[Data under study Boundary: Start]

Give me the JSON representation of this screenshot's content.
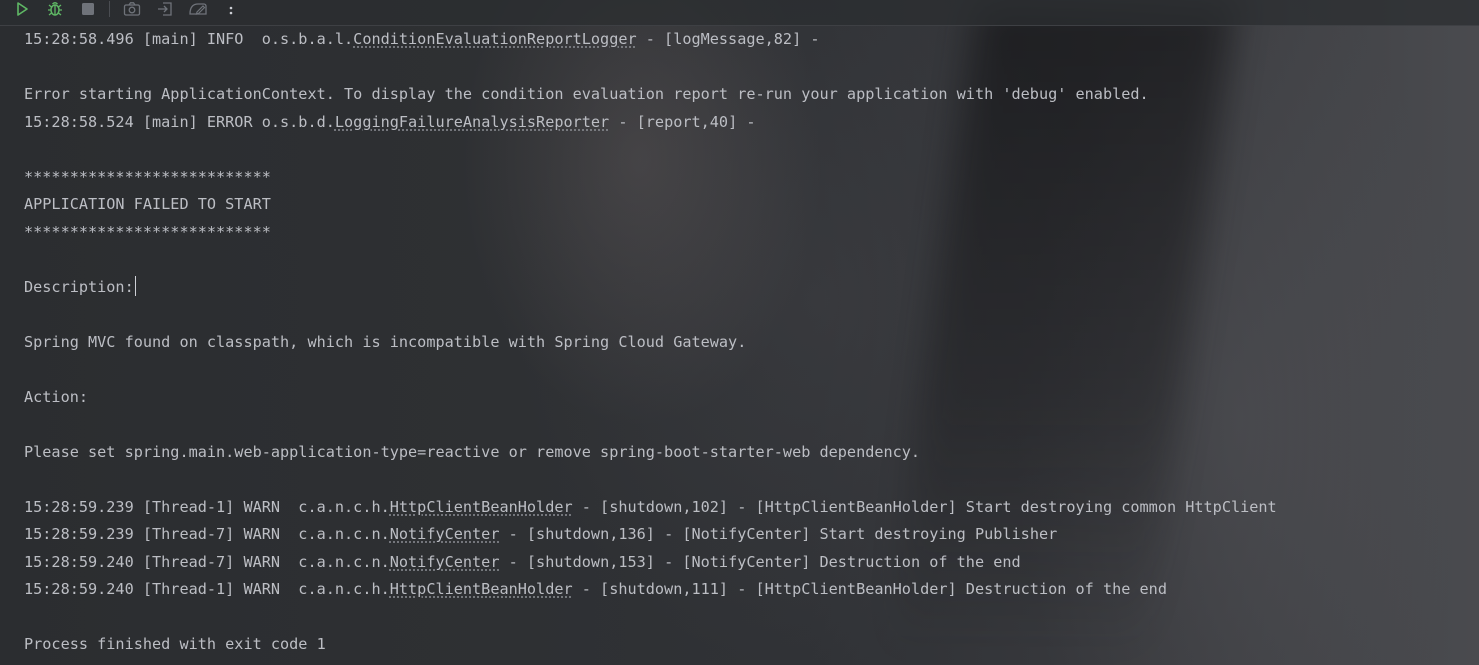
{
  "toolbar": {
    "buttons": [
      {
        "icon": "run-icon",
        "color": "#5fb865"
      },
      {
        "icon": "debug-icon",
        "color": "#5fb865"
      },
      {
        "icon": "stop-icon",
        "color": "#6f737a"
      },
      {
        "icon": "camera-icon",
        "color": "#6f737a"
      },
      {
        "icon": "restore-layout-icon",
        "color": "#6f737a"
      },
      {
        "icon": "edit-config-icon",
        "color": "#6f737a"
      },
      {
        "icon": "more-options-icon",
        "color": "#ced0d6"
      }
    ]
  },
  "console": {
    "lines": [
      {
        "pre": "15:28:58.496 [main] INFO  o.s.b.a.l.",
        "link": "ConditionEvaluationReportLogger",
        "post": " - [logMessage,82] -"
      },
      {
        "pre": "",
        "link": "",
        "post": ""
      },
      {
        "pre": "Error starting ApplicationContext. To display the condition evaluation report re-run your application with 'debug' enabled.",
        "link": "",
        "post": ""
      },
      {
        "pre": "15:28:58.524 [main] ERROR o.s.b.d.",
        "link": "LoggingFailureAnalysisReporter",
        "post": " - [report,40] -"
      },
      {
        "pre": "",
        "link": "",
        "post": ""
      },
      {
        "pre": "***************************",
        "link": "",
        "post": ""
      },
      {
        "pre": "APPLICATION FAILED TO START",
        "link": "",
        "post": ""
      },
      {
        "pre": "***************************",
        "link": "",
        "post": ""
      },
      {
        "pre": "",
        "link": "",
        "post": ""
      },
      {
        "pre": "Description:",
        "link": "",
        "post": "",
        "caret": true
      },
      {
        "pre": "",
        "link": "",
        "post": ""
      },
      {
        "pre": "Spring MVC found on classpath, which is incompatible with Spring Cloud Gateway.",
        "link": "",
        "post": ""
      },
      {
        "pre": "",
        "link": "",
        "post": ""
      },
      {
        "pre": "Action:",
        "link": "",
        "post": ""
      },
      {
        "pre": "",
        "link": "",
        "post": ""
      },
      {
        "pre": "Please set spring.main.web-application-type=reactive or remove spring-boot-starter-web dependency.",
        "link": "",
        "post": ""
      },
      {
        "pre": "",
        "link": "",
        "post": ""
      },
      {
        "pre": "15:28:59.239 [Thread-1] WARN  c.a.n.c.h.",
        "link": "HttpClientBeanHolder",
        "post": " - [shutdown,102] - [HttpClientBeanHolder] Start destroying common HttpClient"
      },
      {
        "pre": "15:28:59.239 [Thread-7] WARN  c.a.n.c.n.",
        "link": "NotifyCenter",
        "post": " - [shutdown,136] - [NotifyCenter] Start destroying Publisher"
      },
      {
        "pre": "15:28:59.240 [Thread-7] WARN  c.a.n.c.n.",
        "link": "NotifyCenter",
        "post": " - [shutdown,153] - [NotifyCenter] Destruction of the end"
      },
      {
        "pre": "15:28:59.240 [Thread-1] WARN  c.a.n.c.h.",
        "link": "HttpClientBeanHolder",
        "post": " - [shutdown,111] - [HttpClientBeanHolder] Destruction of the end"
      },
      {
        "pre": "",
        "link": "",
        "post": ""
      },
      {
        "pre": "Process finished with exit code 1",
        "link": "",
        "post": ""
      }
    ]
  }
}
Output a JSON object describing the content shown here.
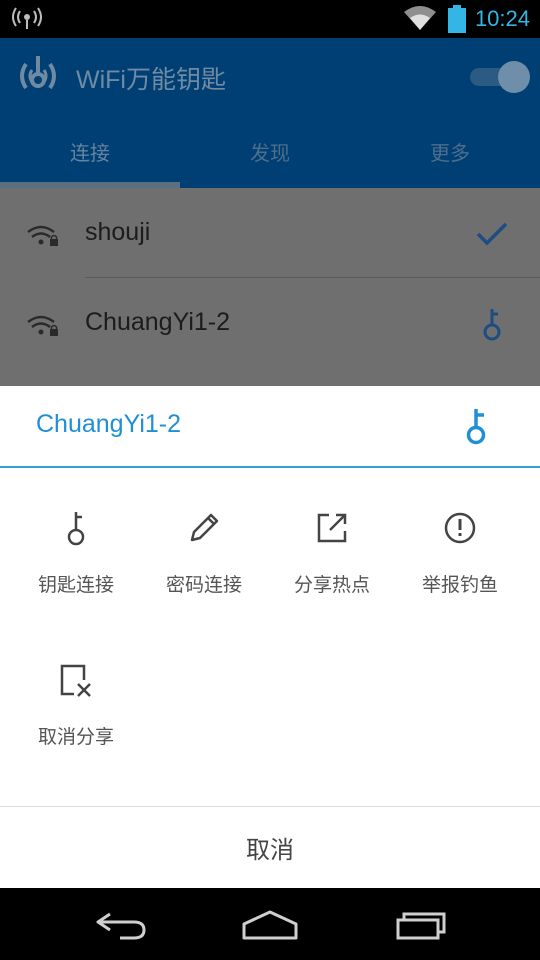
{
  "status_bar": {
    "time": "10:24"
  },
  "app_bar": {
    "title": "WiFi万能钥匙",
    "tabs": [
      {
        "label": "连接",
        "active": true
      },
      {
        "label": "发现",
        "active": false
      },
      {
        "label": "更多",
        "active": false
      }
    ]
  },
  "wifi_list": [
    {
      "ssid": "shouji",
      "status": "connected",
      "action_icon": "check-icon"
    },
    {
      "ssid": "ChuangYi1-2",
      "status": "key-available",
      "action_icon": "key-icon"
    }
  ],
  "sheet": {
    "title": "ChuangYi1-2",
    "actions": [
      {
        "label": "钥匙连接",
        "icon": "key-icon"
      },
      {
        "label": "密码连接",
        "icon": "pencil-icon"
      },
      {
        "label": "分享热点",
        "icon": "share-icon"
      },
      {
        "label": "举报钓鱼",
        "icon": "alert-icon"
      },
      {
        "label": "取消分享",
        "icon": "unshare-icon"
      }
    ],
    "cancel_label": "取消"
  },
  "colors": {
    "accent": "#1f8fd6",
    "app_bar": "#003f73",
    "dim_overlay_list": "#6f6f6f"
  }
}
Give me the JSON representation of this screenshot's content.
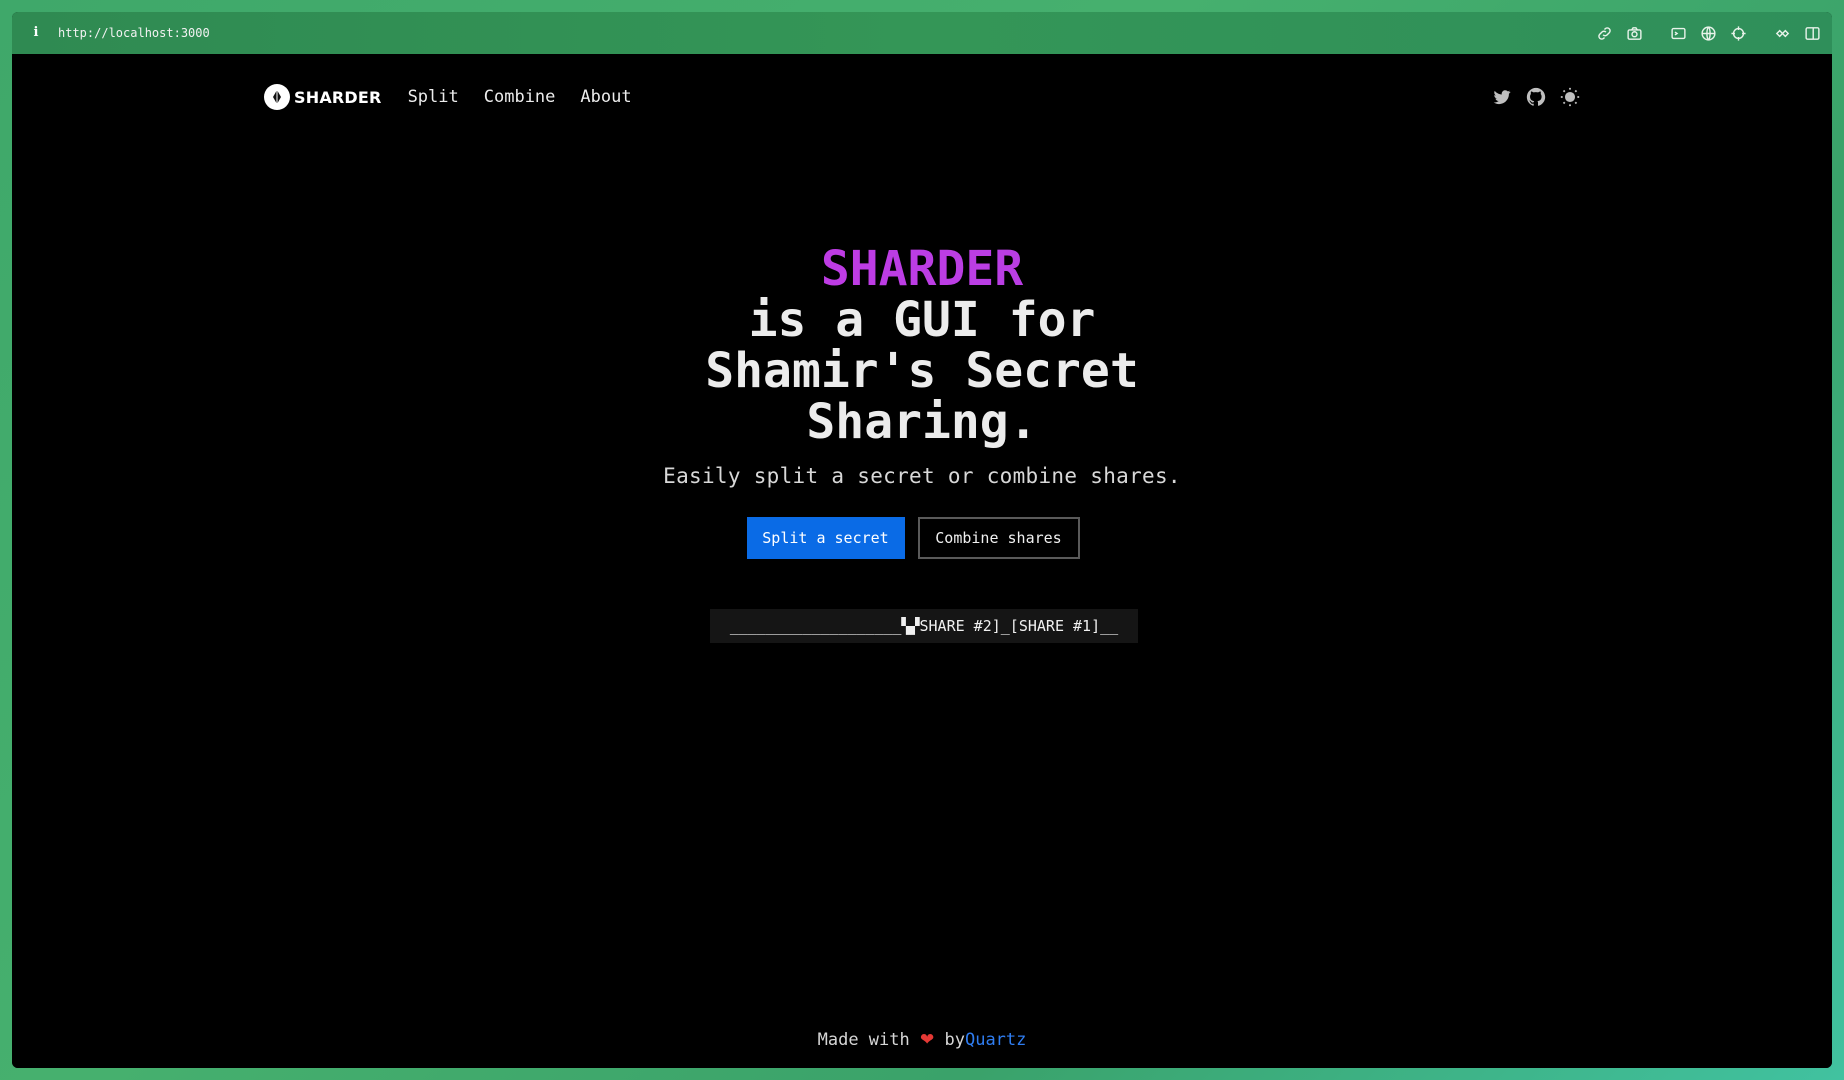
{
  "browser": {
    "url": "http://localhost:3000",
    "toolbar_icons": [
      "link-icon",
      "camera-icon",
      "terminal-icon",
      "globe-icon",
      "crosshair-icon",
      "extensions-icon",
      "sidebar-icon"
    ]
  },
  "nav": {
    "logo_text": "SHARDER",
    "links": [
      "Split",
      "Combine",
      "About"
    ],
    "right_icons": [
      "twitter-icon",
      "github-icon",
      "theme-toggle-icon"
    ]
  },
  "hero": {
    "brand": "SHARDER",
    "line2": "is a GUI for",
    "line3": "Shamir's Secret",
    "line4": "Sharing.",
    "subtitle": "Easily split a secret or combine shares."
  },
  "actions": {
    "primary": "Split a secret",
    "secondary": "Combine shares"
  },
  "ticker": {
    "left": "___________________",
    "glitch": "▚▞",
    "right": "SHARE #2]_[SHARE #1]__"
  },
  "footer": {
    "prefix": "Made with",
    "heart": "❤",
    "by": "by",
    "author": "Quartz"
  },
  "colors": {
    "brand_gradient_start": "#d030e8",
    "brand_gradient_end": "#a84ae0",
    "primary_button": "#0a6be6",
    "link": "#2f7df1",
    "background": "#000000"
  }
}
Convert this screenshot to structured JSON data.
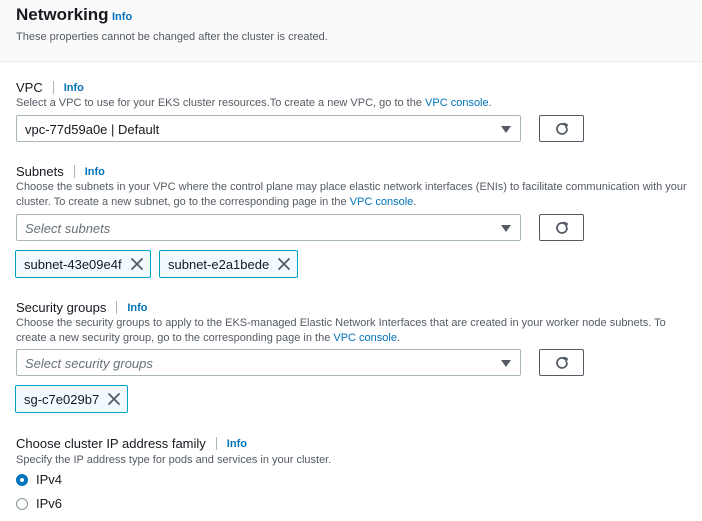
{
  "header": {
    "title": "Networking",
    "info": "Info",
    "description": "These properties cannot be changed after the cluster is created."
  },
  "vpc": {
    "label": "VPC",
    "info": "Info",
    "description_prefix": "Select a VPC to use for your EKS cluster resources.To create a new VPC, go to the ",
    "link": "VPC console",
    "description_suffix": ".",
    "selected_value": "vpc-77d59a0e | Default"
  },
  "subnets": {
    "label": "Subnets",
    "info": "Info",
    "description_prefix": "Choose the subnets in your VPC where the control plane may place elastic network interfaces (ENIs) to facilitate communication with your cluster. To create a new subnet, go to the corresponding page in the ",
    "link": "VPC console",
    "description_suffix": ".",
    "placeholder": "Select subnets",
    "tokens": [
      "subnet-43e09e4f",
      "subnet-e2a1bede"
    ]
  },
  "security_groups": {
    "label": "Security groups",
    "info": "Info",
    "description_prefix": "Choose the security groups to apply to the EKS-managed Elastic Network Interfaces that are created in your worker node subnets. To create a new security group, go to the corresponding page in the ",
    "link": "VPC console",
    "description_suffix": ".",
    "placeholder": "Select security groups",
    "tokens": [
      "sg-c7e029b7"
    ]
  },
  "ip_family": {
    "label": "Choose cluster IP address family",
    "info": "Info",
    "description": "Specify the IP address type for pods and services in your cluster.",
    "options": [
      "IPv4",
      "IPv6"
    ],
    "selected": "IPv4"
  },
  "colors": {
    "link": "#0073bb",
    "token_border": "#00a1c9",
    "token_bg": "#f1faff",
    "radio_selected": "#0073bb"
  },
  "icons": {
    "refresh": "refresh-icon",
    "dismiss": "close-icon",
    "dropdown": "caret-down-icon"
  }
}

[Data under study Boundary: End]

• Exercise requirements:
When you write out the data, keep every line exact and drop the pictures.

• Exercise output:
Give me the JSON representation of this screenshot's content.
{
  "toolbar": {
    "buttons": [
      {
        "icon": "run-icon",
        "color": "#5fb865"
      },
      {
        "icon": "debug-icon",
        "color": "#5fb865"
      },
      {
        "icon": "stop-icon",
        "color": "#6f737a"
      },
      {
        "icon": "camera-icon",
        "color": "#6f737a"
      },
      {
        "icon": "restore-layout-icon",
        "color": "#6f737a"
      },
      {
        "icon": "edit-config-icon",
        "color": "#6f737a"
      },
      {
        "icon": "more-options-icon",
        "color": "#ced0d6"
      }
    ]
  },
  "console": {
    "lines": [
      {
        "pre": "15:28:58.496 [main] INFO  o.s.b.a.l.",
        "link": "ConditionEvaluationReportLogger",
        "post": " - [logMessage,82] -"
      },
      {
        "pre": "",
        "link": "",
        "post": ""
      },
      {
        "pre": "Error starting ApplicationContext. To display the condition evaluation report re-run your application with 'debug' enabled.",
        "link": "",
        "post": ""
      },
      {
        "pre": "15:28:58.524 [main] ERROR o.s.b.d.",
        "link": "LoggingFailureAnalysisReporter",
        "post": " - [report,40] -"
      },
      {
        "pre": "",
        "link": "",
        "post": ""
      },
      {
        "pre": "***************************",
        "link": "",
        "post": ""
      },
      {
        "pre": "APPLICATION FAILED TO START",
        "link": "",
        "post": ""
      },
      {
        "pre": "***************************",
        "link": "",
        "post": ""
      },
      {
        "pre": "",
        "link": "",
        "post": ""
      },
      {
        "pre": "Description:",
        "link": "",
        "post": "",
        "caret": true
      },
      {
        "pre": "",
        "link": "",
        "post": ""
      },
      {
        "pre": "Spring MVC found on classpath, which is incompatible with Spring Cloud Gateway.",
        "link": "",
        "post": ""
      },
      {
        "pre": "",
        "link": "",
        "post": ""
      },
      {
        "pre": "Action:",
        "link": "",
        "post": ""
      },
      {
        "pre": "",
        "link": "",
        "post": ""
      },
      {
        "pre": "Please set spring.main.web-application-type=reactive or remove spring-boot-starter-web dependency.",
        "link": "",
        "post": ""
      },
      {
        "pre": "",
        "link": "",
        "post": ""
      },
      {
        "pre": "15:28:59.239 [Thread-1] WARN  c.a.n.c.h.",
        "link": "HttpClientBeanHolder",
        "post": " - [shutdown,102] - [HttpClientBeanHolder] Start destroying common HttpClient"
      },
      {
        "pre": "15:28:59.239 [Thread-7] WARN  c.a.n.c.n.",
        "link": "NotifyCenter",
        "post": " - [shutdown,136] - [NotifyCenter] Start destroying Publisher"
      },
      {
        "pre": "15:28:59.240 [Thread-7] WARN  c.a.n.c.n.",
        "link": "NotifyCenter",
        "post": " - [shutdown,153] - [NotifyCenter] Destruction of the end"
      },
      {
        "pre": "15:28:59.240 [Thread-1] WARN  c.a.n.c.h.",
        "link": "HttpClientBeanHolder",
        "post": " - [shutdown,111] - [HttpClientBeanHolder] Destruction of the end"
      },
      {
        "pre": "",
        "link": "",
        "post": ""
      },
      {
        "pre": "Process finished with exit code 1",
        "link": "",
        "post": ""
      }
    ]
  }
}
Output a JSON object describing the content shown here.
{
  "status_bar": {
    "time": "10:24"
  },
  "app_bar": {
    "title": "WiFi万能钥匙",
    "tabs": [
      {
        "label": "连接",
        "active": true
      },
      {
        "label": "发现",
        "active": false
      },
      {
        "label": "更多",
        "active": false
      }
    ]
  },
  "wifi_list": [
    {
      "ssid": "shouji",
      "status": "connected",
      "action_icon": "check-icon"
    },
    {
      "ssid": "ChuangYi1-2",
      "status": "key-available",
      "action_icon": "key-icon"
    }
  ],
  "sheet": {
    "title": "ChuangYi1-2",
    "actions": [
      {
        "label": "钥匙连接",
        "icon": "key-icon"
      },
      {
        "label": "密码连接",
        "icon": "pencil-icon"
      },
      {
        "label": "分享热点",
        "icon": "share-icon"
      },
      {
        "label": "举报钓鱼",
        "icon": "alert-icon"
      },
      {
        "label": "取消分享",
        "icon": "unshare-icon"
      }
    ],
    "cancel_label": "取消"
  },
  "colors": {
    "accent": "#1f8fd6",
    "app_bar": "#003f73",
    "dim_overlay_list": "#6f6f6f"
  }
}
Give me the JSON representation of this screenshot's content.
{
  "browser": {
    "url": "http://localhost:3000",
    "toolbar_icons": [
      "link-icon",
      "camera-icon",
      "terminal-icon",
      "globe-icon",
      "crosshair-icon",
      "extensions-icon",
      "sidebar-icon"
    ]
  },
  "nav": {
    "logo_text": "SHARDER",
    "links": [
      "Split",
      "Combine",
      "About"
    ],
    "right_icons": [
      "twitter-icon",
      "github-icon",
      "theme-toggle-icon"
    ]
  },
  "hero": {
    "brand": "SHARDER",
    "line2": "is a GUI for",
    "line3": "Shamir's Secret",
    "line4": "Sharing.",
    "subtitle": "Easily split a secret or combine shares."
  },
  "actions": {
    "primary": "Split a secret",
    "secondary": "Combine shares"
  },
  "ticker": {
    "left": "___________________",
    "glitch": "▚▞",
    "right": "SHARE #2]_[SHARE #1]__"
  },
  "footer": {
    "prefix": "Made with",
    "heart": "❤",
    "by": "by",
    "author": "Quartz"
  },
  "colors": {
    "brand_gradient_start": "#d030e8",
    "brand_gradient_end": "#a84ae0",
    "primary_button": "#0a6be6",
    "link": "#2f7df1",
    "background": "#000000"
  }
}
Convert this screenshot to structured JSON data.
{
  "header": {
    "title": "Networking",
    "info": "Info",
    "description": "These properties cannot be changed after the cluster is created."
  },
  "vpc": {
    "label": "VPC",
    "info": "Info",
    "description_prefix": "Select a VPC to use for your EKS cluster resources.To create a new VPC, go to the ",
    "link": "VPC console",
    "description_suffix": ".",
    "selected_value": "vpc-77d59a0e | Default"
  },
  "subnets": {
    "label": "Subnets",
    "info": "Info",
    "description_prefix": "Choose the subnets in your VPC where the control plane may place elastic network interfaces (ENIs) to facilitate communication with your cluster. To create a new subnet, go to the corresponding page in the ",
    "link": "VPC console",
    "description_suffix": ".",
    "placeholder": "Select subnets",
    "tokens": [
      "subnet-43e09e4f",
      "subnet-e2a1bede"
    ]
  },
  "security_groups": {
    "label": "Security groups",
    "info": "Info",
    "description_prefix": "Choose the security groups to apply to the EKS-managed Elastic Network Interfaces that are created in your worker node subnets. To create a new security group, go to the corresponding page in the ",
    "link": "VPC console",
    "description_suffix": ".",
    "placeholder": "Select security groups",
    "tokens": [
      "sg-c7e029b7"
    ]
  },
  "ip_family": {
    "label": "Choose cluster IP address family",
    "info": "Info",
    "description": "Specify the IP address type for pods and services in your cluster.",
    "options": [
      "IPv4",
      "IPv6"
    ],
    "selected": "IPv4"
  },
  "colors": {
    "link": "#0073bb",
    "token_border": "#00a1c9",
    "token_bg": "#f1faff",
    "radio_selected": "#0073bb"
  },
  "icons": {
    "refresh": "refresh-icon",
    "dismiss": "close-icon",
    "dropdown": "caret-down-icon"
  }
}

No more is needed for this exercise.